Component data from apps and pages:
▶

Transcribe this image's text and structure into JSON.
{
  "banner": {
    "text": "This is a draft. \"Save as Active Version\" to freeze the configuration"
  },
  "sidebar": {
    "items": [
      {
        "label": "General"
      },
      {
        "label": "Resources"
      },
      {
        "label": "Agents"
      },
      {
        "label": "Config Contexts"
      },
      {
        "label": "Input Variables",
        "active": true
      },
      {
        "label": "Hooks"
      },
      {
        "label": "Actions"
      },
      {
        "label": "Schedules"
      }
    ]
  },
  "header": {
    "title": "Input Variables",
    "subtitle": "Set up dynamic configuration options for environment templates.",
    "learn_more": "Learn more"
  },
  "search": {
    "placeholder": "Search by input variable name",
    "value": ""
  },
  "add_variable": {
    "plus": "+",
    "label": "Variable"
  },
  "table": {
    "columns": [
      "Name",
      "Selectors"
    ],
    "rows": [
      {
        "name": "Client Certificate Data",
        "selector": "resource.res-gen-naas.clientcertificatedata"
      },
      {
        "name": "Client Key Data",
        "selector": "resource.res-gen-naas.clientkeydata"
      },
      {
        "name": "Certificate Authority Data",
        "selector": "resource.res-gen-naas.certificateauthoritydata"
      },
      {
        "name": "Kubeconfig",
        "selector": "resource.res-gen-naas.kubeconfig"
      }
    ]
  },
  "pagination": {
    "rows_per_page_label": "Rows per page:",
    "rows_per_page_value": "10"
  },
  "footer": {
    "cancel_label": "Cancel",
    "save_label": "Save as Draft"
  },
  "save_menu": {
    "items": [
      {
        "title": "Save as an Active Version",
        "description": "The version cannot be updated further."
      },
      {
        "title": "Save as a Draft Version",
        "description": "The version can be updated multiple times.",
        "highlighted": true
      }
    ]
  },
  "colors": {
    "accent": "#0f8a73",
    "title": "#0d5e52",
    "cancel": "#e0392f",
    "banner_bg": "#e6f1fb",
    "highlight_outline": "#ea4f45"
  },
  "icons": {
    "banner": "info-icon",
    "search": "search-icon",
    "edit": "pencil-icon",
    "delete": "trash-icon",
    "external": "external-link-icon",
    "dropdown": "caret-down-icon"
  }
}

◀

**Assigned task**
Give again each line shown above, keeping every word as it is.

**Reply to the task**
Transcribe this image's text and structure into JSON.
{
  "banner": {
    "text": "This is a draft. \"Save as Active Version\" to freeze the configuration"
  },
  "sidebar": {
    "items": [
      {
        "label": "General"
      },
      {
        "label": "Resources"
      },
      {
        "label": "Agents"
      },
      {
        "label": "Config Contexts"
      },
      {
        "label": "Input Variables",
        "active": true
      },
      {
        "label": "Hooks"
      },
      {
        "label": "Actions"
      },
      {
        "label": "Schedules"
      }
    ]
  },
  "header": {
    "title": "Input Variables",
    "subtitle": "Set up dynamic configuration options for environment templates.",
    "learn_more": "Learn more"
  },
  "search": {
    "placeholder": "Search by input variable name",
    "value": ""
  },
  "add_variable": {
    "plus": "+",
    "label": "Variable"
  },
  "table": {
    "columns": [
      "Name",
      "Selectors"
    ],
    "rows": [
      {
        "name": "Client Certificate Data",
        "selector": "resource.res-gen-naas.clientcertificatedata"
      },
      {
        "name": "Client Key Data",
        "selector": "resource.res-gen-naas.clientkeydata"
      },
      {
        "name": "Certificate Authority Data",
        "selector": "resource.res-gen-naas.certificateauthoritydata"
      },
      {
        "name": "Kubeconfig",
        "selector": "resource.res-gen-naas.kubeconfig"
      }
    ]
  },
  "pagination": {
    "rows_per_page_label": "Rows per page:",
    "rows_per_page_value": "10"
  },
  "footer": {
    "cancel_label": "Cancel",
    "save_label": "Save as Draft"
  },
  "save_menu": {
    "items": [
      {
        "title": "Save as an Active Version",
        "description": "The version cannot be updated further."
      },
      {
        "title": "Save as a Draft Version",
        "description": "The version can be updated multiple times.",
        "highlighted": true
      }
    ]
  },
  "colors": {
    "accent": "#0f8a73",
    "title": "#0d5e52",
    "cancel": "#e0392f",
    "banner_bg": "#e6f1fb",
    "highlight_outline": "#ea4f45"
  },
  "icons": {
    "banner": "info-icon",
    "search": "search-icon",
    "edit": "pencil-icon",
    "delete": "trash-icon",
    "external": "external-link-icon",
    "dropdown": "caret-down-icon"
  }
}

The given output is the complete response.